James Foley was courageous, and his murder by an apparently English-accented zealot of the Syria-based Islamic State was so horrific that no simple narrative can do it justice. Unless, that is, you're a conservative political opportunist of a special sort, eager to pin the crime on liberal policies.
Ron Paul and his think tank don't want the U.S. to get embroiled in an overseas war with Russia over its recent annexation of Crimea. That's reasonable. Ron Paul and his think tank suggest that Russia didn't even invade Crimea, really. That's self-blindered hysterical conspiracy theorizin' bull semen.
Gay-themed website Queerty reports that Jack Schlossberg, the grandson of President John F. Kennedy and a junior at Yale, came out as gay in an essay for the Yale Herald before the paper’s editors mysteriously deleted his column and his Twitter account disappeared. Unfortunately for Camelot, the essay—and the Twitter account—are fake.
Venezuelan leader Hugo Chavez, who for many years took great glee in voicing anti-American sentiments, died this week at the age of 58, following a long battle with "an unspecified cancer in the pelvic region." Just before he died, Venezuelan vice president Nicholas Maduro ejected two U.S. diplomats from the country and vaguely charged them with infecting Chavez with cancer, saying he was "attacked with this illness."
Unionmade is an upscale men's clothing store, based in San Francisco and celebrated by GQ, that sells $258 "Vintage Styled Work Shirts" and $68 Cow Horn Combs and $565 "Vintage" Levi Jeans, and things of that nature.

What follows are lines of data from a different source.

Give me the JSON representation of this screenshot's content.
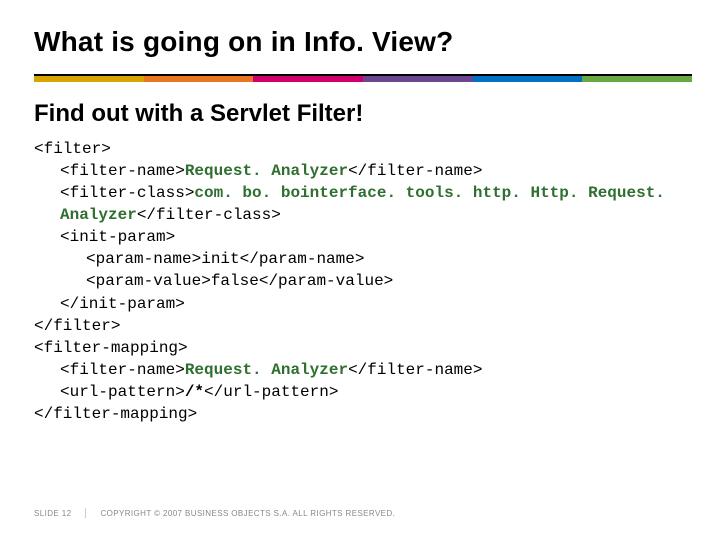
{
  "title": "What is going on in Info. View?",
  "subtitle": "Find out with a Servlet Filter!",
  "code": {
    "filter_open": "<filter>",
    "filter_name_open": "<filter-name>",
    "filter_name_val": "Request. Analyzer",
    "filter_name_close": "</filter-name>",
    "filter_class_open": "<filter-class>",
    "filter_class_val": "com. bo. bointerface. tools. http. Http. Request. Analyzer",
    "filter_class_close": "</filter-class>",
    "init_param_open": "<init-param>",
    "param_name_open": "<param-name>",
    "param_name_val": "init",
    "param_name_close": "</param-name>",
    "param_value_open": "<param-value>",
    "param_value_val": "false",
    "param_value_close": "</param-value>",
    "init_param_close": "</init-param>",
    "filter_close": "</filter>",
    "filter_mapping_open": "<filter-mapping>",
    "url_pattern_open": "<url-pattern>",
    "url_pattern_val": "/*",
    "url_pattern_close": "</url-pattern>",
    "filter_mapping_close": "</filter-mapping>"
  },
  "footer": {
    "slide": "SLIDE 12",
    "copyright": "COPYRIGHT © 2007 BUSINESS OBJECTS S.A.  ALL RIGHTS RESERVED."
  }
}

The company says that it "aims to improve the lives of our customers, community and suppliers by offering fairly priced products made from the best available materials." You might want to know, however, that Unionmade's products are not union made.
Residents of America: have you been approached by a friendly-looking man offering you free sweets from the back of a truck? Beware! This is not just any garden variety perv; it is a European perv, trying to corrupt our youth—by convincing them that "Nutella" is an acceptable breakfast item. It is not.
Making an unplanned phone call into the nationally syndicated radio program Schnitt Show yesterday, comic book writer Chuck Dixon, co-creator of the character Bane, refuted claims made by Rush Limbaugh that the homophonic similarities between the Batman villain and Mitt Romney's financial services company Bain suggest a liberal conspiracy to smear the presidential candidate.
Never, ever, take fitness advice from the New York Times. We've made this point before. They're always spouting off about getting "thin" with some sort of limp-wristed jogging workout. In neon shorts. In Central Park. When you're not skiing, in Aspen, and then reading the New York Times by a roaring fire, in a resort, sipping on probably some nice Earl Grey, not even thinking about Muscle Milk at all.